*** AVAILABLE DATA Section Begins ***

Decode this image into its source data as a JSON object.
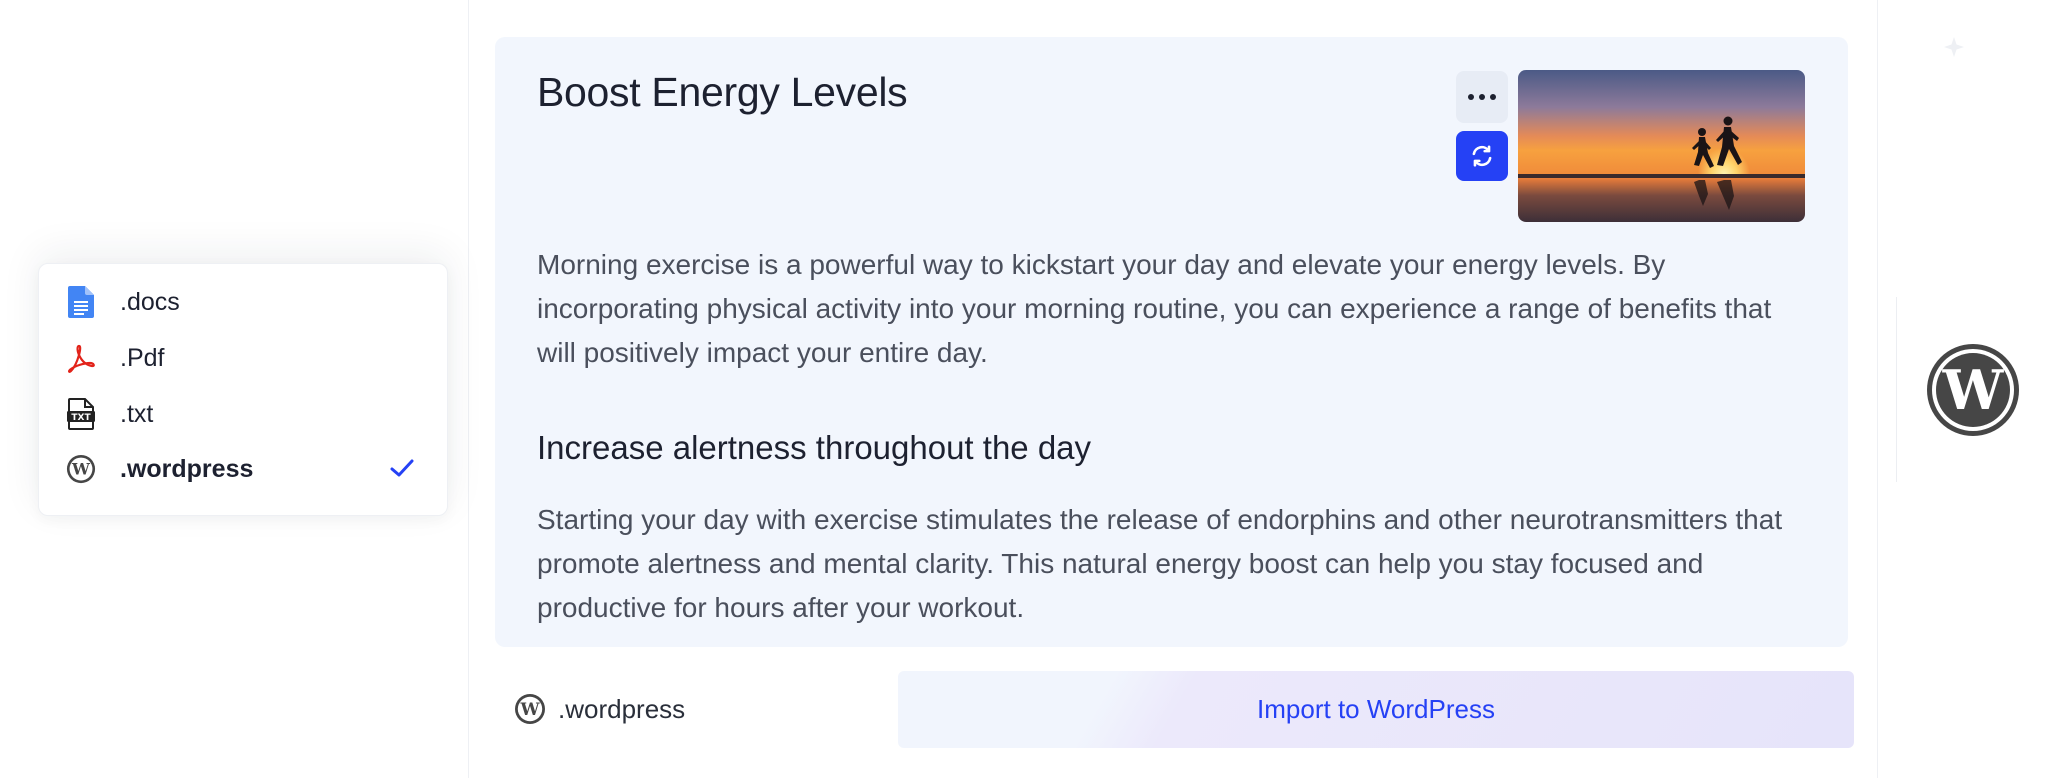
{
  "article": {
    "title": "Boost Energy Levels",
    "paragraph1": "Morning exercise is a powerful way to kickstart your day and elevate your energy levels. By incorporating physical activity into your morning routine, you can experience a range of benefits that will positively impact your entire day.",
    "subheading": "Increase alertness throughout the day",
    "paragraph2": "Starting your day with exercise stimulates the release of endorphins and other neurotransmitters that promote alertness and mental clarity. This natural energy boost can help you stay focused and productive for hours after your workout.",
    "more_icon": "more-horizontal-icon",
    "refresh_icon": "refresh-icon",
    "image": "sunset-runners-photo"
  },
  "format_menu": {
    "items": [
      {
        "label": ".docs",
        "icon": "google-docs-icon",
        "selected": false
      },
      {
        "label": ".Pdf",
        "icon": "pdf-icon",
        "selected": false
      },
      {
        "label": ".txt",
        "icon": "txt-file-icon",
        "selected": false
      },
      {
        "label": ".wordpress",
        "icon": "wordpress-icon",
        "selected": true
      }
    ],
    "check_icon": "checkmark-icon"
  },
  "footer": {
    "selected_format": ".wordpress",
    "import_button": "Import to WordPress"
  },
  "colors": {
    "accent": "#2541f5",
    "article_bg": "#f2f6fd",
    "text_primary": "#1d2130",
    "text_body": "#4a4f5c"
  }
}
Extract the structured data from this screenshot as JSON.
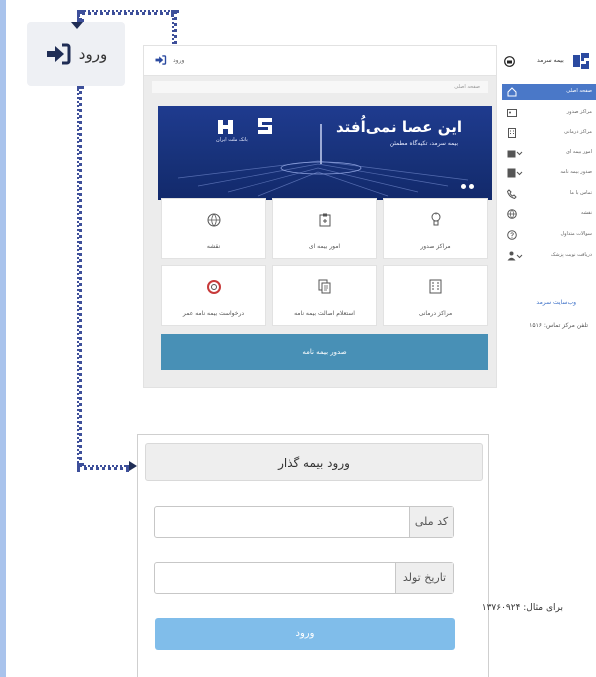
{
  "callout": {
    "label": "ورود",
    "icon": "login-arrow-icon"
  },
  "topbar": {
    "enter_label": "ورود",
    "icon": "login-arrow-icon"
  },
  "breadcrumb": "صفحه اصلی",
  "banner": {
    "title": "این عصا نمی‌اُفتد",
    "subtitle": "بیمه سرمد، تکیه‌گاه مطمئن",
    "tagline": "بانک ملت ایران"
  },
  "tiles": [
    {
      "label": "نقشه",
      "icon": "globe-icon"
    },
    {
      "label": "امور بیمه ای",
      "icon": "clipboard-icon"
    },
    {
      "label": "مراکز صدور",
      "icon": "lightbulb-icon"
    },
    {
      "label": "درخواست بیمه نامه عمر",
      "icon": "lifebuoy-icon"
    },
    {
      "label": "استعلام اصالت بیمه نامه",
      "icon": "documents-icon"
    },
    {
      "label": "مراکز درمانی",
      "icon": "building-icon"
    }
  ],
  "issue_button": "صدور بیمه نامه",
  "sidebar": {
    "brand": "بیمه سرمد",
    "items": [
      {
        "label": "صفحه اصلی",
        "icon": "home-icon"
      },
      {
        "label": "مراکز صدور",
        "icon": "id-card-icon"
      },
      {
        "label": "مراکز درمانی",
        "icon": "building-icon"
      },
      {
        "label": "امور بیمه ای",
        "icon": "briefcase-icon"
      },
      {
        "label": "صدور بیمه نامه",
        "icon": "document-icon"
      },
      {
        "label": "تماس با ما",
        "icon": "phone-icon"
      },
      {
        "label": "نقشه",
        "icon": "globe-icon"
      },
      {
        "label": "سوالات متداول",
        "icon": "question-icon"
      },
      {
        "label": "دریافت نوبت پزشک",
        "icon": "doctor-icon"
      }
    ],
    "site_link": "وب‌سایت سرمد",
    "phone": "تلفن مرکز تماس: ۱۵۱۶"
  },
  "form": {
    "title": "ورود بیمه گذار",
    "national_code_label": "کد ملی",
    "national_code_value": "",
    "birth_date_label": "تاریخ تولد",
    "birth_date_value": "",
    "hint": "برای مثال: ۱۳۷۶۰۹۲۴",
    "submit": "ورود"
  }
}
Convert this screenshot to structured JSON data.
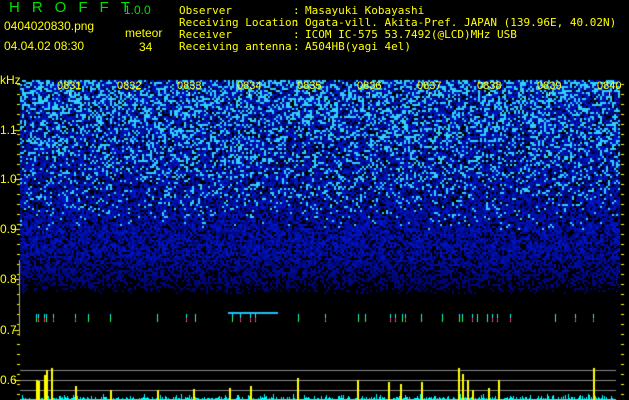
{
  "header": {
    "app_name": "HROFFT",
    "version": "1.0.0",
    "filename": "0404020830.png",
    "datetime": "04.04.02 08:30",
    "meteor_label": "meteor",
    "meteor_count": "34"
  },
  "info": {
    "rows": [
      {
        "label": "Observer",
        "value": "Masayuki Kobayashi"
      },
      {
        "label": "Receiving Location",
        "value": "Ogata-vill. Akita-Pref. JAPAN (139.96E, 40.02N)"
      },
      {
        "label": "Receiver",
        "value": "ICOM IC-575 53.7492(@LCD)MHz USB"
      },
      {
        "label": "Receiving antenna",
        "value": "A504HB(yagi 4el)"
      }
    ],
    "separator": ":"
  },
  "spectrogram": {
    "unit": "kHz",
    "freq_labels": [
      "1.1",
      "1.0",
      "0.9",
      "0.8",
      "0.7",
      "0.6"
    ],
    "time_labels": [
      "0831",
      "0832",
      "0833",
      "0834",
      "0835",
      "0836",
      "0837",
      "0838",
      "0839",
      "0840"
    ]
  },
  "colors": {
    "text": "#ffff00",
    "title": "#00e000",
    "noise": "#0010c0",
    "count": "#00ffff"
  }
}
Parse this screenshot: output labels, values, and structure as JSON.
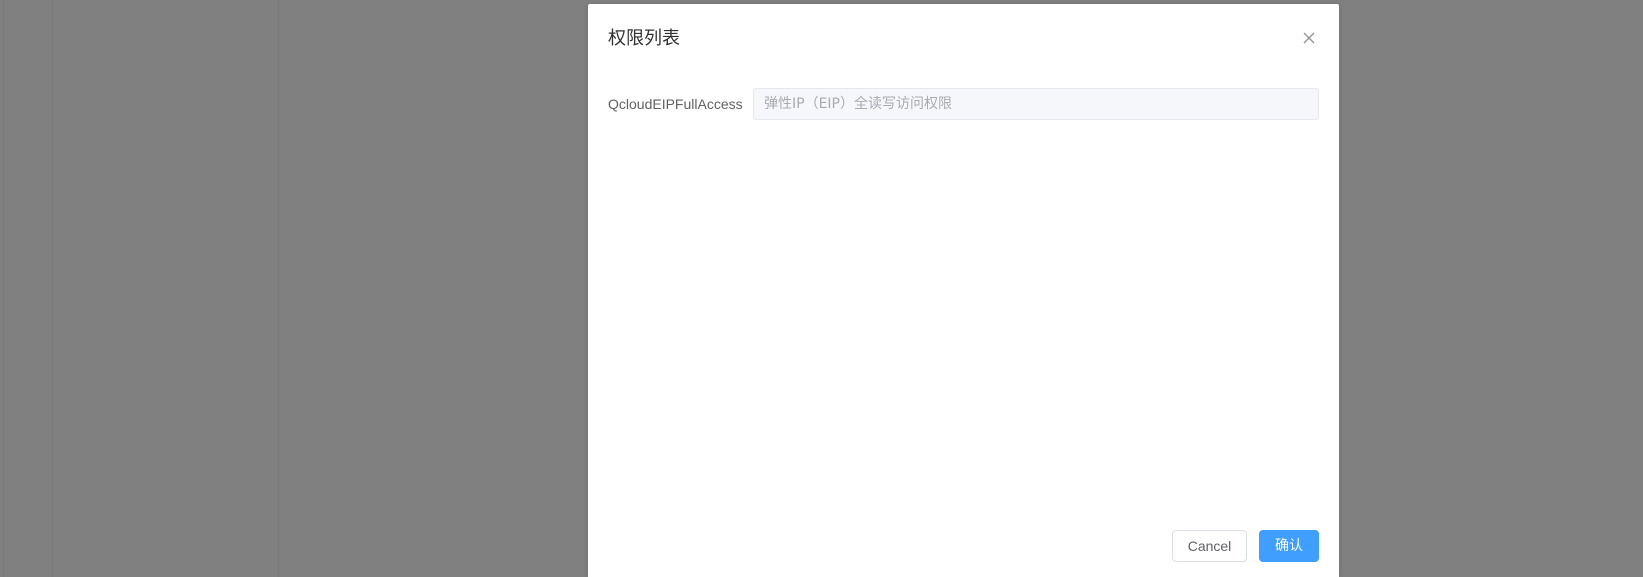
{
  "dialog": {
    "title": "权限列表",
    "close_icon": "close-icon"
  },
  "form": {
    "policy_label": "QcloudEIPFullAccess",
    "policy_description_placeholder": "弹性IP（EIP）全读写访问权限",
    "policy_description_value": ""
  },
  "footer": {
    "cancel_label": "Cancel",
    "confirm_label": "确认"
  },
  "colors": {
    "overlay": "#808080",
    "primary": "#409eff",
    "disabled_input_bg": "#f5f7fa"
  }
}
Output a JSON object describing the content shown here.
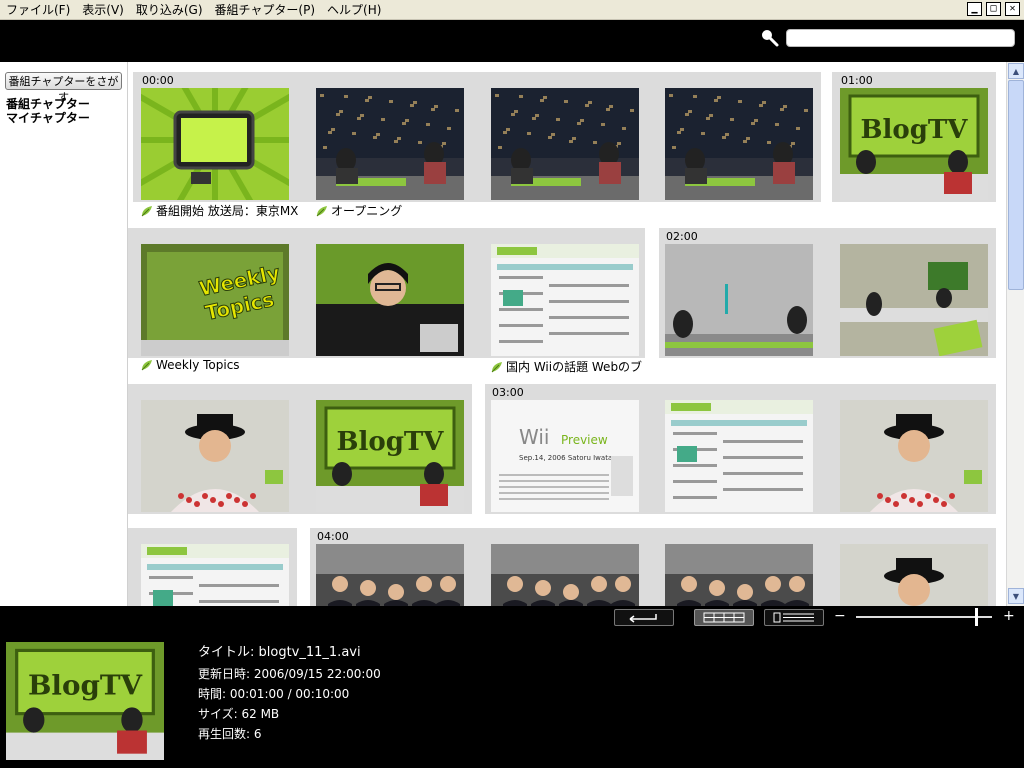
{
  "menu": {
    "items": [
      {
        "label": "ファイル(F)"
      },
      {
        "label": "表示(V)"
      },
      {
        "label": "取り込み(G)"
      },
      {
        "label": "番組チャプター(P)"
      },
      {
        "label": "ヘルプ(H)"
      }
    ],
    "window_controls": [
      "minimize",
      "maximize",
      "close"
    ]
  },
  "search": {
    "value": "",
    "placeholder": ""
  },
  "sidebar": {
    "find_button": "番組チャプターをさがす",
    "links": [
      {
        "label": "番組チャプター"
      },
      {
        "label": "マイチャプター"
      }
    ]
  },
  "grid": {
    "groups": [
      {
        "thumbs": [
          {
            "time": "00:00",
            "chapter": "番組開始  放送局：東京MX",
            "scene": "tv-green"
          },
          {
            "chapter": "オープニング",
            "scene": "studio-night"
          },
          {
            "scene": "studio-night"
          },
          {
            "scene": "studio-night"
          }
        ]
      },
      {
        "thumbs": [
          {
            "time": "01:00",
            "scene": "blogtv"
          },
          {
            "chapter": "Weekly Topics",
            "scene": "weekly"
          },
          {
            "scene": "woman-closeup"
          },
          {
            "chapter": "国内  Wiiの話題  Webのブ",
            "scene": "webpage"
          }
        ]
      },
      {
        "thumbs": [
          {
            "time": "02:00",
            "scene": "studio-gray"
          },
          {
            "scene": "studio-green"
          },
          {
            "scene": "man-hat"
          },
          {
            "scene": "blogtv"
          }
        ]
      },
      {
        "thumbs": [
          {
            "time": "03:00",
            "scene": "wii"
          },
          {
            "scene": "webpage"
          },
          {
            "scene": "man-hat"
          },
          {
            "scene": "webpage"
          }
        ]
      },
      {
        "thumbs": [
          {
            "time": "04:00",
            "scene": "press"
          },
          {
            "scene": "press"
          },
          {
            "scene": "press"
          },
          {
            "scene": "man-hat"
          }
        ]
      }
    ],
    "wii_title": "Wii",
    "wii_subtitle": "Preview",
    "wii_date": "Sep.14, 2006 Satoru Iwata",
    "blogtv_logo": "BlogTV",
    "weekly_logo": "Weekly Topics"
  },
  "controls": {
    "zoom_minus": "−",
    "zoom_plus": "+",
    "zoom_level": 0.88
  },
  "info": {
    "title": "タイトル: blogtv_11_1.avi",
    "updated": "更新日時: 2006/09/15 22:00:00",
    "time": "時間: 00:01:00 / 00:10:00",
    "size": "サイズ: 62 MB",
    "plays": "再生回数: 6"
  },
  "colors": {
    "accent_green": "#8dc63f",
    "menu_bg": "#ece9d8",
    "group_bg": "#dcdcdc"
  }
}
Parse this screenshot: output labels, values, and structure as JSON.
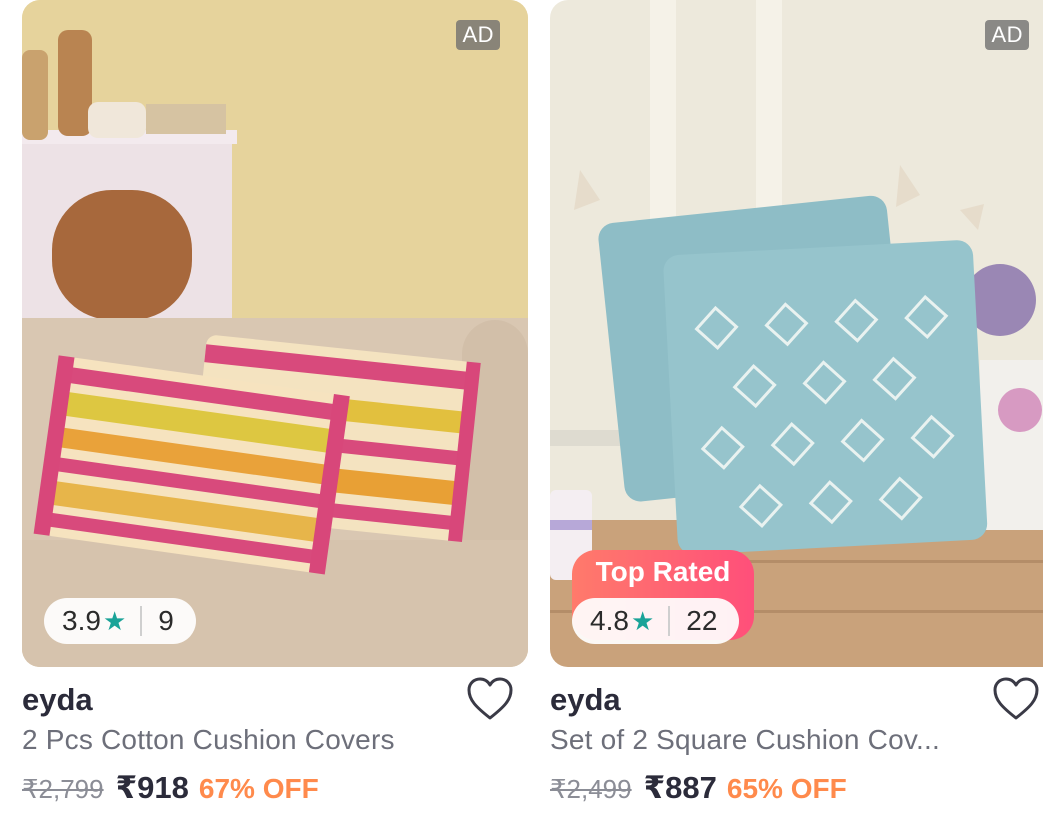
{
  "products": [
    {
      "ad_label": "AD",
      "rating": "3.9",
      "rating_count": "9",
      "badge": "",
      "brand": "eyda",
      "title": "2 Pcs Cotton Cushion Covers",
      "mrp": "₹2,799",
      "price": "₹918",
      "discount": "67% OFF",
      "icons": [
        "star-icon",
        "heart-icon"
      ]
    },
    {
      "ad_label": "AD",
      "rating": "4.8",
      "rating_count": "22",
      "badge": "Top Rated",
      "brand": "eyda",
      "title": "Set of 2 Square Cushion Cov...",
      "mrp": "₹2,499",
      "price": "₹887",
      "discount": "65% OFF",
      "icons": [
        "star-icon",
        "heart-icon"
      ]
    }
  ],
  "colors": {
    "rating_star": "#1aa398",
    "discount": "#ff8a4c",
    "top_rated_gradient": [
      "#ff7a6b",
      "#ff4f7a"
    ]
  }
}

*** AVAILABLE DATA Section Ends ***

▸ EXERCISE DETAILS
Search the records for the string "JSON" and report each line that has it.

▸ RESULT
Decode this image into its source data as a JSON object.
Extract the structured data from this screenshot as JSON.
Convert this screenshot to structured JSON data.
Parse this screenshot: output labels, values, and structure as JSON.
Output a JSON object describing the content shown here.
Parse this screenshot: output labels, values, and structure as JSON.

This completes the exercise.